== Segment start ==

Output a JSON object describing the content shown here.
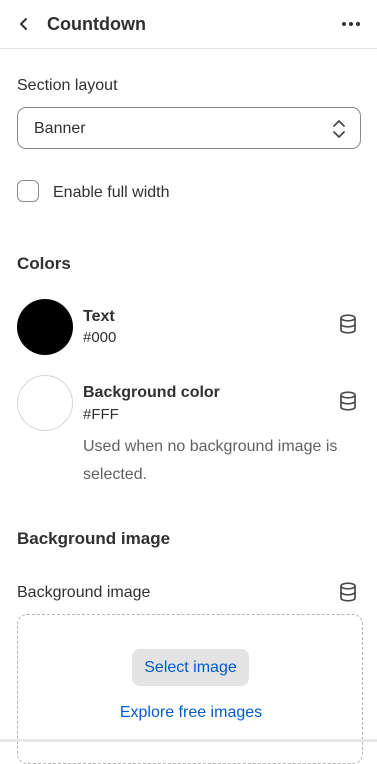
{
  "header": {
    "title": "Countdown",
    "back_icon": "chevron-left-icon",
    "more_icon": "ellipsis-horizontal-icon"
  },
  "layout": {
    "label": "Section layout",
    "select_value": "Banner",
    "select_icon": "select-chevron-icon"
  },
  "full_width": {
    "label": "Enable full width",
    "checked": false
  },
  "colors": {
    "heading": "Colors",
    "items": [
      {
        "name": "Text",
        "value": "#000",
        "swatch": "#000000",
        "icon": "database-icon"
      },
      {
        "name": "Background color",
        "value": "#FFF",
        "swatch": "#FFFFFF",
        "icon": "database-icon",
        "help": "Used when no background image is selected."
      }
    ]
  },
  "background": {
    "heading": "Background image",
    "field_label": "Background image",
    "field_icon": "database-icon",
    "select_button": "Select image",
    "explore_link": "Explore free images"
  },
  "theme": {
    "text": "#303030",
    "muted": "#616161",
    "link": "#005bd3",
    "border": "#8a8a8a"
  }
}
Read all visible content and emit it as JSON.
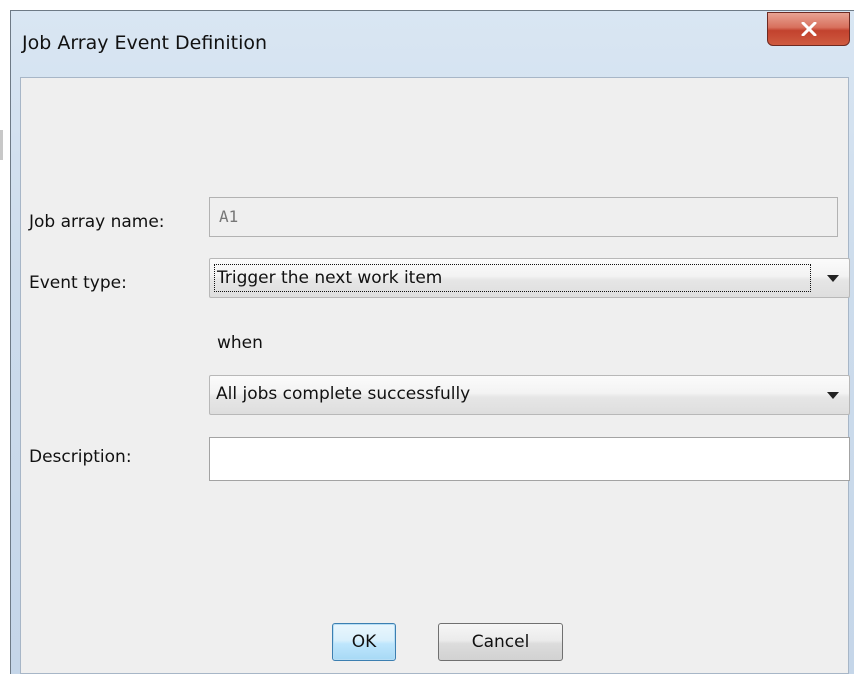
{
  "window": {
    "title": "Job Array Event Definition",
    "close_symbol": "x"
  },
  "form": {
    "job_array_name": {
      "label": "Job array name:",
      "value": "A1",
      "enabled": false
    },
    "event_type": {
      "label": "Event type:",
      "selected": "Trigger the next work item"
    },
    "when_label": "when",
    "condition": {
      "selected": "All jobs complete successfully"
    },
    "description": {
      "label": "Description:",
      "value": ""
    }
  },
  "buttons": {
    "ok": "OK",
    "cancel": "Cancel"
  },
  "colors": {
    "close_button": "#c94a35",
    "dialog_body": "#efefef",
    "title_bar": "#cddcec",
    "default_button_border": "#3c7fb1"
  }
}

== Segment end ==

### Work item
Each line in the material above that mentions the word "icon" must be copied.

### Written response
    "back_icon": "chevron-left-icon",
    "more_icon": "ellipsis-horizontal-icon"
    "select_icon": "select-chevron-icon"
        "icon": "database-icon"
        "icon": "database-icon",
    "field_icon": "database-icon",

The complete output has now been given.